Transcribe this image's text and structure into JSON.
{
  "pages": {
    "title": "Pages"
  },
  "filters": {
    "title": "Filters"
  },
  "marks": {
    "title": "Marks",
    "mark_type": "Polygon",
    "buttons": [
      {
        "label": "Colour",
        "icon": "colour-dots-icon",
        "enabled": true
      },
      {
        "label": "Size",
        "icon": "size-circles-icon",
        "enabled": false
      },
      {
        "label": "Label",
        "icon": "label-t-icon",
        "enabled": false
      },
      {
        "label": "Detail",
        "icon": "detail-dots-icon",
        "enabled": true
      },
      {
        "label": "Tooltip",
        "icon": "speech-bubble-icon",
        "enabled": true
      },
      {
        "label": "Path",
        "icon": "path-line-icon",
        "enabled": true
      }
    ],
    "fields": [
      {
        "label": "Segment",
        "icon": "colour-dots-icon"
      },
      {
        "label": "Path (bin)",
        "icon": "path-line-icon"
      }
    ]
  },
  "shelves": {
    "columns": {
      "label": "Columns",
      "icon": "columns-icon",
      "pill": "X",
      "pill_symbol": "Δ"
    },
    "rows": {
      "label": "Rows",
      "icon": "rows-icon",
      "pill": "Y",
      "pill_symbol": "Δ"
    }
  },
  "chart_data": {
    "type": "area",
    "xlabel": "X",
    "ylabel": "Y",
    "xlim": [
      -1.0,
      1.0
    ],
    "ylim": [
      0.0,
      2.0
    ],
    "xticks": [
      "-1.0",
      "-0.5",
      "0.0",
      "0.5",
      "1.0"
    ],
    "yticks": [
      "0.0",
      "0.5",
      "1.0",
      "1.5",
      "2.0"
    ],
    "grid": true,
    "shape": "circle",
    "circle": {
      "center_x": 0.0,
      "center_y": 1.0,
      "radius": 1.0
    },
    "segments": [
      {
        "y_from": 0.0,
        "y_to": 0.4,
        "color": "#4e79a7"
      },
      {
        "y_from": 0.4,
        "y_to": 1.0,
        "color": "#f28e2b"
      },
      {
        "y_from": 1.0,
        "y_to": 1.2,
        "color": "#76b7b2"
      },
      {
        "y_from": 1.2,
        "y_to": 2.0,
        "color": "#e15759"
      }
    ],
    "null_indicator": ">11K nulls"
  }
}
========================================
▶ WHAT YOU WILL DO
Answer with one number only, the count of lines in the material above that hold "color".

▶ RESULT OF THE EXERCISE
4